Exercise prompt – Restate the data below word for word. Leave the images out.

Source records –
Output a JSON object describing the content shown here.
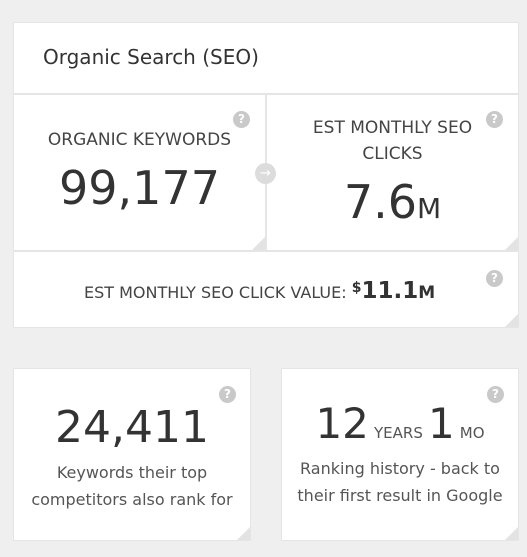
{
  "header": {
    "title": "Organic Search (SEO)"
  },
  "organic_keywords": {
    "label": "ORGANIC KEYWORDS",
    "value": "99,177"
  },
  "monthly_clicks": {
    "label": "EST MONTHLY SEO CLICKS",
    "value": "7.6",
    "unit": "M"
  },
  "click_value": {
    "label": "EST MONTHLY SEO CLICK VALUE:",
    "currency": "$",
    "value": "11.1",
    "unit": "M"
  },
  "competitor_keywords": {
    "value": "24,411",
    "description": "Keywords their top competitors also rank for"
  },
  "ranking_history": {
    "years": "12",
    "years_unit": "YEARS",
    "months": "1",
    "months_unit": "MO",
    "description": "Ranking history - back to their first result in Google"
  },
  "icons": {
    "help": "?",
    "arrow": "→"
  },
  "colors": {
    "background": "#efefef",
    "card": "#ffffff",
    "text": "#333333",
    "help_icon": "#c9c9c9"
  }
}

Exercise output –
Output a JSON object describing the content shown here.
{
  "header": {
    "title": "Organic Search (SEO)"
  },
  "organic_keywords": {
    "label": "ORGANIC KEYWORDS",
    "value": "99,177"
  },
  "monthly_clicks": {
    "label": "EST MONTHLY SEO CLICKS",
    "value": "7.6",
    "unit": "M"
  },
  "click_value": {
    "label": "EST MONTHLY SEO CLICK VALUE:",
    "currency": "$",
    "value": "11.1",
    "unit": "M"
  },
  "competitor_keywords": {
    "value": "24,411",
    "description": "Keywords their top competitors also rank for"
  },
  "ranking_history": {
    "years": "12",
    "years_unit": "YEARS",
    "months": "1",
    "months_unit": "MO",
    "description": "Ranking history - back to their first result in Google"
  },
  "icons": {
    "help": "?",
    "arrow": "→"
  },
  "colors": {
    "background": "#efefef",
    "card": "#ffffff",
    "text": "#333333",
    "help_icon": "#c9c9c9"
  }
}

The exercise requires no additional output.